US7921480Jun 2, 2006Apr 12, 2011Parsons Natan EPassive sensors and control algorithms for faucets and bathroom flushers
US7998435Mar 30, 2006Aug 16, 2011Life Technologies CorporationHigh density plate filler
US8042202Nov 30, 2009Oct 25, 2011Parsons Natan EBathroom flushers with novel sensors and controllers
US8251888Apr 5, 2006Aug 28, 2012Mitchell Steven RoslinArtificial gastric valve
US8276878Jun 5, 2010Oct 2, 2012Parsons Natan EPassive sensors for automatic faucets
US8277760Mar 30, 2006Oct 2, 2012Applied Biosystems, LlcHigh density plate filler
US8377081Sep 1, 2010Feb 19, 2013Allergan, Inc.Closure system for tubular organs
US8382780Aug 5, 2010Feb 26, 2013Allergan, Inc.Fatigue-resistant gastric banding device
US8496025Apr 5, 2010Jul 30, 2013Sloan Valve CompanyElectronic faucets for long-term operation
US8505573Aug 1, 2011Aug 13, 2013Sloan Valve CompanyApparatus and method for controlling fluid flow
US8517915Jun 10, 2010Aug 27, 2013Allergan, Inc.Remotely adjustable gastric banding system
US8556228Jul 14, 2010Oct 15, 2013Sloan Valve CompanyEnclosures for automatic bathroom flushers
US8576032Jul 16, 2009Nov 5, 2013Sloan Valve CompanyElectromagnetic apparatus and method for controlling fluid flow
US8623042Feb 18, 2010Jan 7, 2014Mitchell RoslinArtificial gastric valve
CN101101069BJul 4, 2006Dec 22, 2010深圳迈瑞生物医疗电子股份有限公司Minitype valve
WO1999031419A1 *Dec 3, 1998Jun 24, 1999Coulter Int CorpDiaphragm valve for a fluid circuit
WO1999035437A1 *Dec 30, 1998Jul 15, 1999Fluid Management Systems IncSolenoid valve having hard tube fluid channels in valve seat and flexible sealing diaphragm

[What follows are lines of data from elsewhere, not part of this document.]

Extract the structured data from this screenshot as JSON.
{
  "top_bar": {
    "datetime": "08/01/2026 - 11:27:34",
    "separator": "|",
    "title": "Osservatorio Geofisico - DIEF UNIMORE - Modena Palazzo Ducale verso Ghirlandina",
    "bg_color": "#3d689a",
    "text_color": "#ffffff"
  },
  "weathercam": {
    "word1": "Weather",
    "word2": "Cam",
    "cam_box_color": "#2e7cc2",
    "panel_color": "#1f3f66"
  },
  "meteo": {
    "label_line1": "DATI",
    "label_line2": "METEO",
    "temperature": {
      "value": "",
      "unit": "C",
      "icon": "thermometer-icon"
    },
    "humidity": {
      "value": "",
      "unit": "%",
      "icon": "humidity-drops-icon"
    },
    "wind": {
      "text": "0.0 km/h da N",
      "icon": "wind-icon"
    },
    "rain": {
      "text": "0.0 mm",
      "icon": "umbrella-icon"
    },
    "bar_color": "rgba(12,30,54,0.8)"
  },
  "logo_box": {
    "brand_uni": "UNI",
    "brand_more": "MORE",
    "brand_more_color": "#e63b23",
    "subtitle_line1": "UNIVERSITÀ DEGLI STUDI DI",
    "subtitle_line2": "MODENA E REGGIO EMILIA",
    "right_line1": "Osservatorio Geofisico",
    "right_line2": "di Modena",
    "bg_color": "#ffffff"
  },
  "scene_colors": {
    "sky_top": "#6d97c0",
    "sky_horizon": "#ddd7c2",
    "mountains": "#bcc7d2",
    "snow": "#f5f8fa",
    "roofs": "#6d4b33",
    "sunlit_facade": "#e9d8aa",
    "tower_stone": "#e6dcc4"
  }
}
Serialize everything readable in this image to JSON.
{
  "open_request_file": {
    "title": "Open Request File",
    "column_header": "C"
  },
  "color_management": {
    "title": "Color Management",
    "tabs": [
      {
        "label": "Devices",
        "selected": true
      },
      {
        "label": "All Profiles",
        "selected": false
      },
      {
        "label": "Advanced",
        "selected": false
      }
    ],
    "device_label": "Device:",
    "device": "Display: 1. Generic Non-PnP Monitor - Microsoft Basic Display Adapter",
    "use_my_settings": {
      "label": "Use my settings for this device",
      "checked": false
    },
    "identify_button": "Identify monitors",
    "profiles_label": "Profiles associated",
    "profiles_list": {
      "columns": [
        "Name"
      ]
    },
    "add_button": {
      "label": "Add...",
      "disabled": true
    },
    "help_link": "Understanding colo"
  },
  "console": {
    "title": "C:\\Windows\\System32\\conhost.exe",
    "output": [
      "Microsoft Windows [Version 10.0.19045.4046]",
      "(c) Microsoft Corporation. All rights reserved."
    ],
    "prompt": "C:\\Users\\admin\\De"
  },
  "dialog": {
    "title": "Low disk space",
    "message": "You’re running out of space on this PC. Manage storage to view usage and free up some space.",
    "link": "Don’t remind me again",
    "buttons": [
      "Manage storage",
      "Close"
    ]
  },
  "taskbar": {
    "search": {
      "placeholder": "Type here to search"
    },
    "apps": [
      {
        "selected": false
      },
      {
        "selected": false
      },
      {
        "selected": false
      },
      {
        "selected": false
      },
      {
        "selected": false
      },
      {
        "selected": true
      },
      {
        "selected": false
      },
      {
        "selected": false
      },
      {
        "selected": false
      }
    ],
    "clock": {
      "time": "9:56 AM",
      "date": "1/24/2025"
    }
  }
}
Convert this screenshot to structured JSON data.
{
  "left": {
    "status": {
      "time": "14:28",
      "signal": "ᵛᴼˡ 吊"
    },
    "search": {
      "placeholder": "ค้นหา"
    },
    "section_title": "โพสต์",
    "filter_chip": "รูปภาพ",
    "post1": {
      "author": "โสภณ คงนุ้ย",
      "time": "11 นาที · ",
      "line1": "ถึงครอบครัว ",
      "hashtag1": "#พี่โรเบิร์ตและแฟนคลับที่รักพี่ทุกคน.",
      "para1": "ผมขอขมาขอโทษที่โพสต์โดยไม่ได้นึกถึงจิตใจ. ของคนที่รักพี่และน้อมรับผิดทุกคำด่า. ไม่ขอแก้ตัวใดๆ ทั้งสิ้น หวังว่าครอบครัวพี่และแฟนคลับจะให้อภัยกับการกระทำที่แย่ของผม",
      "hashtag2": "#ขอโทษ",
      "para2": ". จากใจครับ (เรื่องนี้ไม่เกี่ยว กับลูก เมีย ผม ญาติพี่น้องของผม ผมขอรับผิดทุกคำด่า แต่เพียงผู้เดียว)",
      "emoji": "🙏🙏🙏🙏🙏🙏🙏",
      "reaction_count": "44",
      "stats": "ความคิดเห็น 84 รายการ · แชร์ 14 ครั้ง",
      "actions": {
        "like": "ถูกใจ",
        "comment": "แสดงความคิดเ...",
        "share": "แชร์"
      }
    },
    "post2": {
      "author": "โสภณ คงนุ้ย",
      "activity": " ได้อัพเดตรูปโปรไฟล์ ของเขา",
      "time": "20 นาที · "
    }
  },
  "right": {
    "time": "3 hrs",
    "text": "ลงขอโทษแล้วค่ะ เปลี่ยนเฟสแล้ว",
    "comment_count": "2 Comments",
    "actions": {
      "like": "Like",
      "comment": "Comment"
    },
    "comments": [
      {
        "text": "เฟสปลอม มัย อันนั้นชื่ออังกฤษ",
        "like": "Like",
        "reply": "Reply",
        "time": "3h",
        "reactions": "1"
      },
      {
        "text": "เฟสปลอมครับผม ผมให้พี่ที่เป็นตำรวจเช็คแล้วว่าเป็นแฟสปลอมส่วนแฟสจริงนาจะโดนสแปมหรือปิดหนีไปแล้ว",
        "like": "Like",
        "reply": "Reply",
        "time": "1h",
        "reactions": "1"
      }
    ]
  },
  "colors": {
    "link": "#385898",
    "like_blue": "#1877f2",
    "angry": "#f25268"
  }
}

WO2009141647A2 *May 19, 2009Nov 26, 2009James Walker & Co. LtdDiaphragm for a valve
Classifications
U.S. Classification251/129.17, 251/331
International ClassificationF16K7/14, F16K31/06
Cooperative ClassificationF16K31/06, F16K7/14
European ClassificationF16K31/06, F16K7/14
Legal Events
DateCodeEventDescription
Jan 25, 2002FPAYFee payment
Year of fee payment: 12
Feb 24, 1998SULPSurcharge for late payment
Feb 24, 1998REMIMaintenance fee reminder mailed
Feb 24, 1998FPAYFee payment
Year of fee payment: 8
Jan 31, 1994FPAYFee payment
Year of fee payment: 4
May 8, 1989ASAssignment
Owner name: LEE COMPANY, THE, A CORP. OF CONNECTICUT, CONNECTI
Free format text: ASSIGNMENT OF ASSIGNORS INTEREST.;ASSIGNOR:HOLTERMANN, LUDWIG K.;REEL/FRAME:005078/0568
Effective date: 19890504